All the waiting areas are clearly labeled and have many different seating options: standard relatively comfy waiting room chair with arms; extra-wide loveseat-style relatively comfy waiting room chair with arms; or elevated relatively comfy waiting room chair with arms and a footrest. If you’re coming to an orthopedic center, you may or may not have any number of ambulatory issues, and UTMC has a waiting room chair to suit your needs.
Fast-forward past the waiting room, the nurse, and the resident, to when I actually got to meet Dr. Jain.
She greeted me with a handshake and a super-friendly smile, and asked for the history of my cyst. Then she looked at the lump — kind of moved it around and poked at it with her fingers — and took x-rays of my hand to make sure the lump wasn’t attached to any major structures, like a tendon or bone or something. Initially, she diagnosed it as a ganglion cyst, and told me that while we did have the option of just draining it and hoping it didn’t fill up again (or whacking it with a phone book to rupture it), the most effective way to keep it from coming back would be surgical removal. I agreed, and the nurse came back in to schedule the surgery.
Because it makes me sound much more erudite than I actually was in person, here is an excerpt from my Patient Care Summary:
Discussed the differential of this mass which includes benign lesion such as a ganglion cyst, giant cell, lipoma and, rarely, malignancy. Treatment options include observation or excisional biopsy. Patient is bothered by the mass and notes that it interferes with her activities and is unsightly. She requests excision. Risks of surgery including risk of recurrence, bleeding, damage to adjacent structures and infection are all discussed and informed consent is obtained. We will proceed to the operating room at the patient’s convenience. All questions answered.
Dr. Jain was scheduled for some upcoming vacation time, so the first available date for surgery was in three weeks — April 30th, a Thursday. I specifically requested an afternoon slot once I learned that my husband would have to drive me to and from surgery. (He works nights, and doesn’t get to bed until 4am, so I didn’t want him to have to drive me out there at the butt-crack of dawn after only a few hours’ sleep.)
That request very nearly bit us in the ass.
But, again, I’m getting ahead of myself.
I was under orders to cease taking the anti-inflammatories that had been keeping my neck pain at bay during the week prior to surgery, so that was sort of a trial-by-fire to see how the physical therapy had been working. As it turns out, that wasn’t so big of a deal.
I was also under orders to take nothing by mouth (except a single glass of water for my vitamins) starting at midnight the night before. That was a bigger deal, as I became seriously light-headed and lethargic — but not as cranky as I’d expected, especially after working half a day the morning of the surgery. (Someone brought in donuts that day, too, and I had a joyous moment of Hey! I didn’t have any breakfast, so I should totally — oh, right.)

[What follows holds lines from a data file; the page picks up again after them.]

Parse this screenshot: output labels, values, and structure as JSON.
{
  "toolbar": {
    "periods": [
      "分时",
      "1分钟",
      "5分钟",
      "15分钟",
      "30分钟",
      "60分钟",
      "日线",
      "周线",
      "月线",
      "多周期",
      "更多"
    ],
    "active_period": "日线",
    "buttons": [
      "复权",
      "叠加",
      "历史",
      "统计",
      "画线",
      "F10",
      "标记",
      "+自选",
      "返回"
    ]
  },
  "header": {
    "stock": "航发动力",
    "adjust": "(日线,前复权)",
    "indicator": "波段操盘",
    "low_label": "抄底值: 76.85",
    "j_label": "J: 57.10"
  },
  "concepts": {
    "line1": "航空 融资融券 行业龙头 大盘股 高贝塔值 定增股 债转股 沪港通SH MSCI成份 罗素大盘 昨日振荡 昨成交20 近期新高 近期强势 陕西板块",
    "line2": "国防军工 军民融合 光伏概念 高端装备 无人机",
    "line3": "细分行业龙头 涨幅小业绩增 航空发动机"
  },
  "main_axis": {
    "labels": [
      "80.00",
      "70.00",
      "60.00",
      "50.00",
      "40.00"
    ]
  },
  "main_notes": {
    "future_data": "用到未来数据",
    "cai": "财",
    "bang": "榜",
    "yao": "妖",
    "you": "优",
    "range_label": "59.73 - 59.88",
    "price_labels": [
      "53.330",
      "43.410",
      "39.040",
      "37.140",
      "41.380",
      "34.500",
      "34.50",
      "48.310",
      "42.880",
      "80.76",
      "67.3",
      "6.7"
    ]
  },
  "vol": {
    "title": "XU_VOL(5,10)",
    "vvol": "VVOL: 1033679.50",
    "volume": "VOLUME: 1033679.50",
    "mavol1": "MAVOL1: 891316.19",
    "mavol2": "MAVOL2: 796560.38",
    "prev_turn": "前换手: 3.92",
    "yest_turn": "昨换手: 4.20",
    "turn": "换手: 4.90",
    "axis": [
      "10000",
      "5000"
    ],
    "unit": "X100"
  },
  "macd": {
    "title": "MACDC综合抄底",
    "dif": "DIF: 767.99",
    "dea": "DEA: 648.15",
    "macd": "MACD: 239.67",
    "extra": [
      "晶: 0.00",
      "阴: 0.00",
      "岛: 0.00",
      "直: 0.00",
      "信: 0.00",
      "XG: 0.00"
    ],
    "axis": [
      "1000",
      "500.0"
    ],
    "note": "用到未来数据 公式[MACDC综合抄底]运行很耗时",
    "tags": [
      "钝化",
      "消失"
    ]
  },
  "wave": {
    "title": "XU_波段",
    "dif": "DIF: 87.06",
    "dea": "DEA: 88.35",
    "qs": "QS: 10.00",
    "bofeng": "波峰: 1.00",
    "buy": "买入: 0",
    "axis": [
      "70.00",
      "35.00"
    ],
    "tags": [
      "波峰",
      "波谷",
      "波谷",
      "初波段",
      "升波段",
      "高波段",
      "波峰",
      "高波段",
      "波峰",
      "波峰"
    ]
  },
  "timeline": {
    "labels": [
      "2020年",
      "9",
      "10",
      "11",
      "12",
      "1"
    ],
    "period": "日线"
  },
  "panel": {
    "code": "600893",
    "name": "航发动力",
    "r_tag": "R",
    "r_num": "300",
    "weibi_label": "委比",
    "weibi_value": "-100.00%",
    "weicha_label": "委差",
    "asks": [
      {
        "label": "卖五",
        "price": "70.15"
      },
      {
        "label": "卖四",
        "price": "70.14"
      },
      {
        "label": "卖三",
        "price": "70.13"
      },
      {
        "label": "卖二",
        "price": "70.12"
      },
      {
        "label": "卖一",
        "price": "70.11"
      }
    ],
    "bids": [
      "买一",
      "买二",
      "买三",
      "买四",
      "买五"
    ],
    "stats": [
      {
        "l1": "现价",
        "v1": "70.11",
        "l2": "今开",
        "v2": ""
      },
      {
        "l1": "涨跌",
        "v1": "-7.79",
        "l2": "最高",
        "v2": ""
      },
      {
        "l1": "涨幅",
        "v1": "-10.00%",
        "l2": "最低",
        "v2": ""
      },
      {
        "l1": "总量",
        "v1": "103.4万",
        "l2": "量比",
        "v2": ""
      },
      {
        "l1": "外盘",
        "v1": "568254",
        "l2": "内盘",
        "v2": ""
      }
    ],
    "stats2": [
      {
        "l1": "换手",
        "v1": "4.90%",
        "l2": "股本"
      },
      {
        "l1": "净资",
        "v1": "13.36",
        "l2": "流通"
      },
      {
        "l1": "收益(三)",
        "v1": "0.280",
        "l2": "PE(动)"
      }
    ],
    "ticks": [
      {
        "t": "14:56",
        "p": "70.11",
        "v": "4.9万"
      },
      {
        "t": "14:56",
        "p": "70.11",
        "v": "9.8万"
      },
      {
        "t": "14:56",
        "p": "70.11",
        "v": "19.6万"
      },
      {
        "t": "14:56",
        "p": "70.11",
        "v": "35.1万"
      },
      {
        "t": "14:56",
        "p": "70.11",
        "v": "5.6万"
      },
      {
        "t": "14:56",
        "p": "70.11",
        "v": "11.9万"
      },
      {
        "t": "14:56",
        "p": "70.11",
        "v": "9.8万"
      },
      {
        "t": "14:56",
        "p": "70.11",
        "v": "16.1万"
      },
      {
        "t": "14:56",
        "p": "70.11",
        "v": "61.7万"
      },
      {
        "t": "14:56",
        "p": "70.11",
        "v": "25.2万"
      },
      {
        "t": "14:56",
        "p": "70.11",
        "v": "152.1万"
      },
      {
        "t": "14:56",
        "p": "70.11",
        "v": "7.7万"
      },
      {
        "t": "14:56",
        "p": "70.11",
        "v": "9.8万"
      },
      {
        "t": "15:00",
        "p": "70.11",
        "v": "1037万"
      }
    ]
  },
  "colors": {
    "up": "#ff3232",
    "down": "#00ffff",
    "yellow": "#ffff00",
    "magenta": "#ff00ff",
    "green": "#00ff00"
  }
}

We arrived at the surgery center at the specified time, which we later learned was one hour before the scheduled surgery time. All the standard check-in things happened — a nice lady took my information, then we sat in the waiting room until my name was called.
One cool thing about the waiting room at the Isaac Surgery Center was that they have airport-esque status screens that show whether your loved one is in pre-op, in the OR, or in recovery, and they do so with a coded combination of last name, birthdate, and first name.
So, when they called me back, they continued doing all the normal things: height and weight and blood pressure and — pregnancy test? Really? Yeah, just in case. OK. While I stripped and dressed in the surgical gown they provided, a nurse on the other side of the privacy curtain asked me questions about my medical history, some of which I really, really wished I could have given snarky answers. Instead, I expressed my desire to give snarky answers, and the nurse appreciated that more, I think.
Finally, the Q&A was over, I was dressed, and all my belongings were in a plastic bag. Next came the epic trial of starting an IV in the non-dominant arm of a woman who hasn’t had anything to eat or drink for about 14 hours.
That didn’t go well.
It finally worked, of course, after two or three different nurses tried three different sites with at least two different gauges of needle… but the end result was mighty uncomfortable until I got back into the OR, much later.
Then Dr. Jain marked up my hand to show exactly where the surgery site would be, and a nurse brought Aaron in to hang out with me until they were ready to take me back to surgery. Should have been any minute, we thought.
It was an hour later.
To be continued…